If we are hurtling towards destruction those who are most responsible are not in the mood to stop and listen to reason. The GFC, for instance, is seen by every influential economist in terms of a failure of regulation, but populist Tea Party economics blames ‘big government’. Many believe that the inevitable result of this approach will be GFC 2, bigger and better than before.

Faced with such a prospect, it is easy to sympathise with Viswalingam’s cynicism. He says this film is “an ode to the west” that praises the achievements of our civilisation from the time of the Magna Carta. It would be closer to the mark to describe Decadence as an elegy that looks back admiringly upon all that has been lost or betrayed.

Although there are no dissenting voices, Viswalingam has chosen his talking heads from across the social spectrum. There is John Shelby Sprong, the outspoken American Bishop; Shmuley Boteach, a progressive Rabbi; social analysts such as Clive Hamilton and John Carroll. Their comments are often mordant and insightful. Boteach, for instance, notes that America consumes three quarters of the world’s anti-depressants, leading to the “strange equation” that “the greatest prosperity ever has led to the greatest unhappiness ever.”

This is decadence in a nutshell – a sickness brought about by surfeit, an increasing alienation from the fundamental values upon which human happiness was traditionally founded. Family life gives way to pleasure-seeking individualism; sex becomes pornographic rather than procreative; fame devolves into celebrity; consumerism becomes a mania that has to be fuelled by increasing levels of debt. Examples could be multiplied indefinitely.

Viswalingam’s reliance on a few case studies is an indulgence in what the philosophers call “the individualist fallacy”, but it also provides a structuring principle for an absurdly ambitious project.

It is, finally, an argument that can’t be won. To perish by decadence is not the same as going up in a mushroom cloud. It is a gradual process that steals upon us by degrees. We like to imagine ourselves getting wealthier and happier, while living in a world in which inequality and misery are increasing exponentially. Yet the gradualness of the process also sends out a ray of hope. Can we grab hold of that dangling rope as we plunge over the edge? Such last minute escapes only happen in Hollywood movies, but the same might be said of that scenario which tells us the end is nigh.

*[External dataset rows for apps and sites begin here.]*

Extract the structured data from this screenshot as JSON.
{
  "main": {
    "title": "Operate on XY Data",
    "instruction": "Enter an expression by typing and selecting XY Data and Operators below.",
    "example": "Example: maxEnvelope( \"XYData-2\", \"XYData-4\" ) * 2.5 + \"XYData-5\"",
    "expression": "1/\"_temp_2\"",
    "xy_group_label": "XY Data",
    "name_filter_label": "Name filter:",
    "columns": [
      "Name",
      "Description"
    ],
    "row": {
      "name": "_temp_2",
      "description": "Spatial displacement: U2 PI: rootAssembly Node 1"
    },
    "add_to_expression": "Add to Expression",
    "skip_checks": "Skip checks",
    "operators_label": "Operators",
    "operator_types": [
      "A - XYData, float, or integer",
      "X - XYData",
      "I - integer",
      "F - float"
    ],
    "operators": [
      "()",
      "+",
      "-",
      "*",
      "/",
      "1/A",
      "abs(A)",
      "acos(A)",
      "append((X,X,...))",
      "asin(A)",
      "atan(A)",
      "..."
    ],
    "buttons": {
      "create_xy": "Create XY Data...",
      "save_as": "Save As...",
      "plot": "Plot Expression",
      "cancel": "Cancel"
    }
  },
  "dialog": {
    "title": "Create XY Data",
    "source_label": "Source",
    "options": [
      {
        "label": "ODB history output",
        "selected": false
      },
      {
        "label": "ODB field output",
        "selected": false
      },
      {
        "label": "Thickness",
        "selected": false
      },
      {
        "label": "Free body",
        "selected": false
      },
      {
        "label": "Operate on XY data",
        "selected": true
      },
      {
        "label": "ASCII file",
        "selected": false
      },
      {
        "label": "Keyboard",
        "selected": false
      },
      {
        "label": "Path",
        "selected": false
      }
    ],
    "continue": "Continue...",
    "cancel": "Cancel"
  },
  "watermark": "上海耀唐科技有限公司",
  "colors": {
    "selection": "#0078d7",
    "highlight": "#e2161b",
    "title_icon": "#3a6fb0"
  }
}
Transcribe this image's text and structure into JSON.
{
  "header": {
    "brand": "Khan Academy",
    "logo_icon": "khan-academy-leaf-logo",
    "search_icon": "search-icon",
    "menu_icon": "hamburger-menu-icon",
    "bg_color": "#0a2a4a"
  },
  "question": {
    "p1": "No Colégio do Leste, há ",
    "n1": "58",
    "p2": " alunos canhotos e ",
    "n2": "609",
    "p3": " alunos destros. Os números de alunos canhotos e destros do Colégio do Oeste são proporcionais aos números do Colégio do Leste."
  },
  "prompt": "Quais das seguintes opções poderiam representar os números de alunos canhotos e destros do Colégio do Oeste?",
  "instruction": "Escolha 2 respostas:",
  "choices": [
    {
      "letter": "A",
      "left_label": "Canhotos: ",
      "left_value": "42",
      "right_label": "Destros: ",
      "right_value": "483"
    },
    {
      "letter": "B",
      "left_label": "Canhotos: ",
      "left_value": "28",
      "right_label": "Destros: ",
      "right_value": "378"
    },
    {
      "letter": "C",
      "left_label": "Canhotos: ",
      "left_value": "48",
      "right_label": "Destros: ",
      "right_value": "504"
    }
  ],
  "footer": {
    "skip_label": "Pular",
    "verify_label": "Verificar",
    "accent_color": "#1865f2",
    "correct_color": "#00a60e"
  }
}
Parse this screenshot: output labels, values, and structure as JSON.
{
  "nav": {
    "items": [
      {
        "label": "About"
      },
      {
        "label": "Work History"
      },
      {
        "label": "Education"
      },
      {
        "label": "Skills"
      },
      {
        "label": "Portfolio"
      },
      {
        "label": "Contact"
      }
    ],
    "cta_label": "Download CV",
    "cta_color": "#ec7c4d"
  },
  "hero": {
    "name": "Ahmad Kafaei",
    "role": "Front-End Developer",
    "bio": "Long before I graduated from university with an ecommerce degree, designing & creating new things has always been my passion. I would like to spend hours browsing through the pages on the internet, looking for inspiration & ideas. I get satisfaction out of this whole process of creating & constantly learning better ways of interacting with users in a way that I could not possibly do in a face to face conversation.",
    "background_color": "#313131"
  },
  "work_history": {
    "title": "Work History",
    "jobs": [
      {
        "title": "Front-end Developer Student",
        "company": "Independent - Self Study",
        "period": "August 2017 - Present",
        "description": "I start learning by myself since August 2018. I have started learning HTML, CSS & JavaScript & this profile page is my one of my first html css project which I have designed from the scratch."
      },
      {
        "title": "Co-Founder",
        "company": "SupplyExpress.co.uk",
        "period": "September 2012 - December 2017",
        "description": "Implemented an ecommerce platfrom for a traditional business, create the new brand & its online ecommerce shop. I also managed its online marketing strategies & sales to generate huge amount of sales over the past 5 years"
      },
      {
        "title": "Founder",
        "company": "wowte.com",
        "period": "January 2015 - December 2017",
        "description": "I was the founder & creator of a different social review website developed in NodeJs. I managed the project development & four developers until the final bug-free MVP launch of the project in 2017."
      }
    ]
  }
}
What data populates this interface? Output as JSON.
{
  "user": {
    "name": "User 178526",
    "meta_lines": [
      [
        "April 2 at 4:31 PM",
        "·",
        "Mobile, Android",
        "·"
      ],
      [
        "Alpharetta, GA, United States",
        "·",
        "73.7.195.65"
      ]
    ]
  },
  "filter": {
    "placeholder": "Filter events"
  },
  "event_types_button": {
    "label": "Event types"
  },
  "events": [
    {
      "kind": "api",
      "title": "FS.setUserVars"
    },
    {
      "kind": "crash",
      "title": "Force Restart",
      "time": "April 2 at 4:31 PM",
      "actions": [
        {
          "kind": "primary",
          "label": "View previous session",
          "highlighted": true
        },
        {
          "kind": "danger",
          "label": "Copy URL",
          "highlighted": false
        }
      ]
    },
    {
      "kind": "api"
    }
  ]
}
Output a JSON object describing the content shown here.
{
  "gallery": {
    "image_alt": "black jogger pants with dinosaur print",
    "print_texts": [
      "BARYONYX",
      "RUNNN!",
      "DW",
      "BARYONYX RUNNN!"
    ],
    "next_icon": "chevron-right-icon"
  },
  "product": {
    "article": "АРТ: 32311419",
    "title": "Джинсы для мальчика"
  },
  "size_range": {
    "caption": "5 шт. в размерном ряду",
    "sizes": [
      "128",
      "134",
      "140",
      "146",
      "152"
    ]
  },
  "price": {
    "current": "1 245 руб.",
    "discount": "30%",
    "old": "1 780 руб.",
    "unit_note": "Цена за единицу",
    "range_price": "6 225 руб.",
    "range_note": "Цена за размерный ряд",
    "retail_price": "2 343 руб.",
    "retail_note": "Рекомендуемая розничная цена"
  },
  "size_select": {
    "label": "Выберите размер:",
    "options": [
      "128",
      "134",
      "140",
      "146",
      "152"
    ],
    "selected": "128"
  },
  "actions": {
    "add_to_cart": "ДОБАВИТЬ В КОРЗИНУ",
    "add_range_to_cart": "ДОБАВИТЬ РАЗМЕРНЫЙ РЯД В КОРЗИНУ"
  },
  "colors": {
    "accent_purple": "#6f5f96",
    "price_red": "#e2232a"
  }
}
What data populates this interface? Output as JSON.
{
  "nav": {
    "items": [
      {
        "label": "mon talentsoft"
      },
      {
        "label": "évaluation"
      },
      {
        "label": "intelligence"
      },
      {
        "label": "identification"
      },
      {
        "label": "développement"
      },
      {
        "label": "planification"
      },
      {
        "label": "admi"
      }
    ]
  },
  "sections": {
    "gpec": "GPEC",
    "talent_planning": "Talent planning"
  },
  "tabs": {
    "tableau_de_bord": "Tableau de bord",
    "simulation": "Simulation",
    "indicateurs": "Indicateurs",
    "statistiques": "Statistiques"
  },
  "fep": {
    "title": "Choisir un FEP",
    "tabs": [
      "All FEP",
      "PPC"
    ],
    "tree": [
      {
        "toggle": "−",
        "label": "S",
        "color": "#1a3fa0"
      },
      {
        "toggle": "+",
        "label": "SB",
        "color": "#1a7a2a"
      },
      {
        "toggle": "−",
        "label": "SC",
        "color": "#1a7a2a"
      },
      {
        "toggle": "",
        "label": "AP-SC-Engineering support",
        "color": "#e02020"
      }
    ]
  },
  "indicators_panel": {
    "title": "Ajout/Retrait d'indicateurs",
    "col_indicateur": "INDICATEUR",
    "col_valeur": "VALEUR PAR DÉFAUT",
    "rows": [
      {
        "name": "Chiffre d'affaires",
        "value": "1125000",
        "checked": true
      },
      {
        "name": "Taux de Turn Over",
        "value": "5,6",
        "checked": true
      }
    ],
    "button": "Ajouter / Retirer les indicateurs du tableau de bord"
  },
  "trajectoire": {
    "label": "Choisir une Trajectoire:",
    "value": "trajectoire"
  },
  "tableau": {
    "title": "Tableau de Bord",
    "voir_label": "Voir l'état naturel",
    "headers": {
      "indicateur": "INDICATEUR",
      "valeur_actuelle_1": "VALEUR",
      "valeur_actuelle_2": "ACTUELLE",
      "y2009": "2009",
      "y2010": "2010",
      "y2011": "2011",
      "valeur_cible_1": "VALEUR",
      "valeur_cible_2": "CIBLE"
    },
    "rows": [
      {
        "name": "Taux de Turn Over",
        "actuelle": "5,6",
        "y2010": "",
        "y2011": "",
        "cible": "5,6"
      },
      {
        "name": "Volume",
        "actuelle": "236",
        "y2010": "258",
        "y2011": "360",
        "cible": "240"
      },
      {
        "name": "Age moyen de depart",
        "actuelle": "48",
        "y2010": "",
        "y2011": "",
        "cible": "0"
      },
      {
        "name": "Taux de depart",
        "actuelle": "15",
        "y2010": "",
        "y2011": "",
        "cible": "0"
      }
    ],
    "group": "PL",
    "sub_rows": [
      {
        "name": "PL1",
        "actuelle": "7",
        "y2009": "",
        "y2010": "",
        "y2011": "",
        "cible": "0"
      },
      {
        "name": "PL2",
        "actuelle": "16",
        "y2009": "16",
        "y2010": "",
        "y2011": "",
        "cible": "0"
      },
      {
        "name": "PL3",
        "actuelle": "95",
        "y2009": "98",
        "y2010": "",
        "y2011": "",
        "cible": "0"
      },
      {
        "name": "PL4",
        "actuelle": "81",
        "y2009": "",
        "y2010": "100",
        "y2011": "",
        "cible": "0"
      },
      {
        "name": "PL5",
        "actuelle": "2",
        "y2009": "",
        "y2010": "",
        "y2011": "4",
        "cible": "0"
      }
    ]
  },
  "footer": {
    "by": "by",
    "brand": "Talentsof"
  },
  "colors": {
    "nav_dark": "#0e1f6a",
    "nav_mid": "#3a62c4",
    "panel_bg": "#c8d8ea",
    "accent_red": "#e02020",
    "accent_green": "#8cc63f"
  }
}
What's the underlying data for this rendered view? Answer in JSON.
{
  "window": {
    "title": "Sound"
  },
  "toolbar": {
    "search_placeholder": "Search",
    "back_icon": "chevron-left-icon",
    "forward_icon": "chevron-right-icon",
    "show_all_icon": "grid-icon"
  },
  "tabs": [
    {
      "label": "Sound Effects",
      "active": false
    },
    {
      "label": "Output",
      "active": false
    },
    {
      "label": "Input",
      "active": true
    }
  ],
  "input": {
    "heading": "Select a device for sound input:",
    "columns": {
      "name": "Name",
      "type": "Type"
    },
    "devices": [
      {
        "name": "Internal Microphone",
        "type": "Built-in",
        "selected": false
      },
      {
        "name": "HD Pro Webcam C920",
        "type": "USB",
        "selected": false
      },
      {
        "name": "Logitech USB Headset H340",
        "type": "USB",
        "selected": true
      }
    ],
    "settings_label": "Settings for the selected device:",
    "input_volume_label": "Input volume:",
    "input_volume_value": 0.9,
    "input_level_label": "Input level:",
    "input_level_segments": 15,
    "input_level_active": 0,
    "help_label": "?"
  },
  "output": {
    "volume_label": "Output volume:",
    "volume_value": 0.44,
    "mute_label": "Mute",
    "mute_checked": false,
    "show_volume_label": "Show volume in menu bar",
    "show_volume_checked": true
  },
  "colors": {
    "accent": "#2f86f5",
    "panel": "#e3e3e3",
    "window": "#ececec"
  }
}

Published by the Australian Financial Review, December 10, 2011

Australia. Not Yet Rated, 102 minutes.

Decadence will be showing in selected cinemas for a limited season, dictated by attendances.  http://www.decadencedocumentary.com/